6. The reluctant camper 

girl wearing beanie hat sitting in a camping chair near campfire holding a red enamel mug

"Maybe if I gaze at my camping mug it will look like I'm enjoying myself" (Image credit: Daria Nipot)

You actually hate camping, or have a very strong dislike for it anyway, but all your friends dig it and so you keep finding yourself hammering tent pegs into the ground on the weekends, much to your chagrin. You’re always too hot, too cold, and you can never sleep when you’re camping.

Believe it or not, with a few tweaks you might actually be able to turn this ship around. Read our article on how to enjoy camping when you (think you) hate camping and learn how to set up a better sleep system, pick the perfect tent and make your campsite extra cozy.

7. The high maintenance camper 

what is glamping: interior of a glamping tent

With glamping, you can sleep in a cabin, yurt or extra big tent that someone else has already erected for you (Image credit: Getty)

Look, no judgment here, but if you simply cannot tolerate a night without your own pillow and a hot shower, you might be considered by some to be a high maintenance camper. That’s no problem, just know that you probably aren’t going to enjoy backpacking or even a lot of car camping, and your campmates probably won’t have a great time doing either of those things with you either, for that matter.

So, why not try glamping instead? With glamping, you can sleep in a cabin, yurt or extra big tent that someone else has already erected for you. You might even have a bed or camping cot instead of sleeping on the ground and there will almost certainly be running water and morning coffee. It’s basically like staying at a hotel but vaguely more rugged. Oh, and don’t forget to load up on insect repellent to save your neighbors from all the shrieking and complaining.
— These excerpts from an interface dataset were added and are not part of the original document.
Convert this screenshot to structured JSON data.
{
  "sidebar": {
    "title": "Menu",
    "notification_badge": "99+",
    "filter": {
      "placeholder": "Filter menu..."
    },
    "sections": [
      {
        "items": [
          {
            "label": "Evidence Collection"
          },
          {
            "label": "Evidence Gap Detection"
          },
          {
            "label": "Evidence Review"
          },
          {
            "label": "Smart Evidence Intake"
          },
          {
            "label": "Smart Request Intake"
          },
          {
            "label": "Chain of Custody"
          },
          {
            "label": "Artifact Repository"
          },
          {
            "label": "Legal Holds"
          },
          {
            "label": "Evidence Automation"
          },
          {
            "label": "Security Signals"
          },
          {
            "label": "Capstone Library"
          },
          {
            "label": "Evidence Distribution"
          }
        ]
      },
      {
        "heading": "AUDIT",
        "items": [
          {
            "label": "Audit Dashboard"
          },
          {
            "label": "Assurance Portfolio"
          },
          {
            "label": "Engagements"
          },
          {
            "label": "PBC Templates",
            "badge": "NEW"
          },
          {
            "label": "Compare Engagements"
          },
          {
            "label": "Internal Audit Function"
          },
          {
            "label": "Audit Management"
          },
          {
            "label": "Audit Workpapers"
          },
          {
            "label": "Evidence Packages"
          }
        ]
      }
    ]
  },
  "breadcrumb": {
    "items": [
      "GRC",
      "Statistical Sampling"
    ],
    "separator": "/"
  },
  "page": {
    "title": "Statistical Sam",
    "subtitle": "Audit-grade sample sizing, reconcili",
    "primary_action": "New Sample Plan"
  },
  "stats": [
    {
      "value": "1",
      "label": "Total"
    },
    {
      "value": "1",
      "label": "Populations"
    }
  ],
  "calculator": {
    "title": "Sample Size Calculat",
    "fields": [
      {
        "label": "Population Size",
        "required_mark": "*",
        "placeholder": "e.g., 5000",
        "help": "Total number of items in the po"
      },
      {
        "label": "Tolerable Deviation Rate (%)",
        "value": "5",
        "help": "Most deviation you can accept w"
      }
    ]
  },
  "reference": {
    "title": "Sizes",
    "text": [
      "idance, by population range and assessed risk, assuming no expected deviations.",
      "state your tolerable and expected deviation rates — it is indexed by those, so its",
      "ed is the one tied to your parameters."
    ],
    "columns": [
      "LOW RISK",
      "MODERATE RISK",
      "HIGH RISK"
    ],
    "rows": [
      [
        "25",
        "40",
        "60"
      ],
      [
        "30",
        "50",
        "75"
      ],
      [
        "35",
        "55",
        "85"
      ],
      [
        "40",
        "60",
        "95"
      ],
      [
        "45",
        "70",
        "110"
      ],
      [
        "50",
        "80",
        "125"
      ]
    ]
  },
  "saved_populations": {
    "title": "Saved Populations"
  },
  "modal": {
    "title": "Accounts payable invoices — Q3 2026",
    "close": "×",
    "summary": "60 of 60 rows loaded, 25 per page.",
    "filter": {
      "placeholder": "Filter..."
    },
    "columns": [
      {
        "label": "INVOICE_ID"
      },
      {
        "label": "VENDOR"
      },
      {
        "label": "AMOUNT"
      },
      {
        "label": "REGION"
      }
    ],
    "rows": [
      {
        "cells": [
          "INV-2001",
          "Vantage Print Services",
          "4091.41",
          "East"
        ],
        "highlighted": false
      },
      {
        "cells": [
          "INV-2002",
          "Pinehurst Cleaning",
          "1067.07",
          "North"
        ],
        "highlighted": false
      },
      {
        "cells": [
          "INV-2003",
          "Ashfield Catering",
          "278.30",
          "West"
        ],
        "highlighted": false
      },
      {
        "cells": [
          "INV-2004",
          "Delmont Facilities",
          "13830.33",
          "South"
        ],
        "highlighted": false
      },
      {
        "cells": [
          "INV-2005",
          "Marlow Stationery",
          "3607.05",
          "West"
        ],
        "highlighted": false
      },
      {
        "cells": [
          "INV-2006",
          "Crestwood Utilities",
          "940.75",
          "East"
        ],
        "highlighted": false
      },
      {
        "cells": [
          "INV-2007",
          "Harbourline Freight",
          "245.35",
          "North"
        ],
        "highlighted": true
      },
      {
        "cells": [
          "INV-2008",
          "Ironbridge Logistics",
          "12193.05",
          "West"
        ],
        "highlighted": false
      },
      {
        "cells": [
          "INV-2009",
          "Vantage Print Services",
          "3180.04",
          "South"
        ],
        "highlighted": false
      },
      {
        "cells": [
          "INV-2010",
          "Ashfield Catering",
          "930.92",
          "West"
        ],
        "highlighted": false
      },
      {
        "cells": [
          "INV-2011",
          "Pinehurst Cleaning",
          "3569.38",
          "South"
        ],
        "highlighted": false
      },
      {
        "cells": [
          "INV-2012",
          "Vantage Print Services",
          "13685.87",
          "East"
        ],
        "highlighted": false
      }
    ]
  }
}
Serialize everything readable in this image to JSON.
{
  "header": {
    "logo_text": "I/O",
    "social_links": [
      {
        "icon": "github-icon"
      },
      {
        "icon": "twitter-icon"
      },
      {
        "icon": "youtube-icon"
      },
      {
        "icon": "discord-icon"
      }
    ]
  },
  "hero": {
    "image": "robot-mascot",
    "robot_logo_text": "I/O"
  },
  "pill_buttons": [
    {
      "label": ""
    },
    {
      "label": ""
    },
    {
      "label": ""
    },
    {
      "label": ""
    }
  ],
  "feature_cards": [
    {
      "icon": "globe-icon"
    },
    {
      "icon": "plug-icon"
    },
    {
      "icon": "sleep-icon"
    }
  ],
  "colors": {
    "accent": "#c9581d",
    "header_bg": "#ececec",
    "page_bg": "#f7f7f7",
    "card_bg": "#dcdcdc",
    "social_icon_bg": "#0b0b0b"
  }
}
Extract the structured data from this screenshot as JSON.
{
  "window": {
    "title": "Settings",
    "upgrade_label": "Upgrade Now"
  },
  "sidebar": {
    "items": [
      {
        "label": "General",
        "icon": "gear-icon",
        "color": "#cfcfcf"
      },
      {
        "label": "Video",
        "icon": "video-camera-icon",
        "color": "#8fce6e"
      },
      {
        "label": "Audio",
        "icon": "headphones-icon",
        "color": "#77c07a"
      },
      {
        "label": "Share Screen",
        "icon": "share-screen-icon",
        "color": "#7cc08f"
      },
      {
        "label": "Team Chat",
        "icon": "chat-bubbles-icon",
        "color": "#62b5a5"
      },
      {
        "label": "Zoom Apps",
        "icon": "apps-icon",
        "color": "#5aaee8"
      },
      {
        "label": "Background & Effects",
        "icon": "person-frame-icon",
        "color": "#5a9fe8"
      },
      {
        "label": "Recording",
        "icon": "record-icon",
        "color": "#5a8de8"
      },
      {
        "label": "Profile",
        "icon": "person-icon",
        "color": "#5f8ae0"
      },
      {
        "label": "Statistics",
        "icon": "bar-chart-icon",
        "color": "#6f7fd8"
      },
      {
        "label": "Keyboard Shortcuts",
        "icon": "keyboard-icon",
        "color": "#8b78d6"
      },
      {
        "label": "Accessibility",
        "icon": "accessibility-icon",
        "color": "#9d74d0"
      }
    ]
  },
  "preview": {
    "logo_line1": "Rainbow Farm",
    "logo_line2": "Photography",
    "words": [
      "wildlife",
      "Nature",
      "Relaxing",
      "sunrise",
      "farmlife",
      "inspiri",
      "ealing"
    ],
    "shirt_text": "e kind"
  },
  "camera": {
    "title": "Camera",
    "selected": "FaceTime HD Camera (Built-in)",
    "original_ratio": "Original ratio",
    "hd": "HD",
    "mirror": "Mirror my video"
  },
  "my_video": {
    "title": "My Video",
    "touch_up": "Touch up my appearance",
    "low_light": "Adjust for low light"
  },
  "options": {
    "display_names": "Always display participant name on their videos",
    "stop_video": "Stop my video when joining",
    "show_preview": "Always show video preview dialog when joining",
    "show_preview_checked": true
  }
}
8. The influencer camper 

best hammocks

Bring a hammock for those "just hanging out" shots (Image credit: Getty)

This is a fairly new type of camper and a specialized breed indeed. It doesn’t matter so much whether you enjoy camping or not, what matters is that you get the photos to prove that you went. You want the prettiest, most Instagrammable camping spots and you’ll spend more time snapping selfies than you will gazing at the stars (though if your boyfriend can get a shot of your gazing at the stars, even better).

You don’t need us to tell you what type of iPhone and tripod to set up, but definitely consider camping in US National Parks, since the scenery is always Instagram-worthy. Get yourself a bright or light-colored tent such as the Big Agnes Fly Creek HV UL2 that stands out against a natural backdrop (no blending in for you), and illuminate it from within using a camping lantern for those sunset shots. Bring a hammock for those "just hanging out" shots and consider doing some yoga outside to get more likes. Oh, and read up on how to shower while camping so you always look your best, obviously.

Julia Clarke

Julia Clarke is a staff writer for and the author of the book Restorative Yoga for Beginners. She loves to explore mountains on foot, bike, skis and belay and then recover on the the yoga mat. Julia graduated with a degree in journalism in 2004 and spent eight years working as a radio presenter in Kansas City, Vermont, Boston and New York City before discovering the joys of the Rocky Mountains. She then detoured west to Colorado and enjoyed 11 years teaching yoga in Vail before returning to her hometown of Glasgow, Scotland in 2020 to focus on family and writing.